Copy out each line of the data holding "this".

**** Dataset entries

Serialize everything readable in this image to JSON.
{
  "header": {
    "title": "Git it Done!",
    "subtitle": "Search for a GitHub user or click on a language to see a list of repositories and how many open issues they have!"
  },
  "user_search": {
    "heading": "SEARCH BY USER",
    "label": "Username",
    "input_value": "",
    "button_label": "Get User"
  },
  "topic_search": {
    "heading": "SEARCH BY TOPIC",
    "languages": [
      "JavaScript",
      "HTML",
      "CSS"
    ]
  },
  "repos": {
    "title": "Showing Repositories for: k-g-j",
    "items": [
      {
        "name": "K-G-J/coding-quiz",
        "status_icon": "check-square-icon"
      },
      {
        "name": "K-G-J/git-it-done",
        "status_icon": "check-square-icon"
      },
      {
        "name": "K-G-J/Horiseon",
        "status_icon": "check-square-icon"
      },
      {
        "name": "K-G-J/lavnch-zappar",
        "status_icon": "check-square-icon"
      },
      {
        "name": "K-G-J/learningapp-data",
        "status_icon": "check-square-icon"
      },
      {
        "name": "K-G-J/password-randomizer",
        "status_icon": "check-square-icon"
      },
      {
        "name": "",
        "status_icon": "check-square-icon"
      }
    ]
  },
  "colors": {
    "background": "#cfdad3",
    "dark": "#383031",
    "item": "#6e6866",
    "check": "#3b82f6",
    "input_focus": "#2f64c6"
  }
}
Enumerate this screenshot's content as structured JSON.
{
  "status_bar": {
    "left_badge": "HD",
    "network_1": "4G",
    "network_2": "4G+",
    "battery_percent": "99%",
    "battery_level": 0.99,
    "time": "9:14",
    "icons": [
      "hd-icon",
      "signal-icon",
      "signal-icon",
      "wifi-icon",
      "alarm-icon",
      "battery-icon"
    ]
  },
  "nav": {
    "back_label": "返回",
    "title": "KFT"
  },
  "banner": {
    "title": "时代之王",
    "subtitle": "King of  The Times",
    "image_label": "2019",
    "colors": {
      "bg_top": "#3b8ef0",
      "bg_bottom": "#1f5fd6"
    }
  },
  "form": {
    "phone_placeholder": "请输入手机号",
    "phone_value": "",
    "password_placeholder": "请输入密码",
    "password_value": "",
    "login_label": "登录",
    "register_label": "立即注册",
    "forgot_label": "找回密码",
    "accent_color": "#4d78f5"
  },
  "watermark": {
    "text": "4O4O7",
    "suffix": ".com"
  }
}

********

Your response =
Serialize everything readable in this image to JSON.
Enumerate this screenshot's content as structured JSON.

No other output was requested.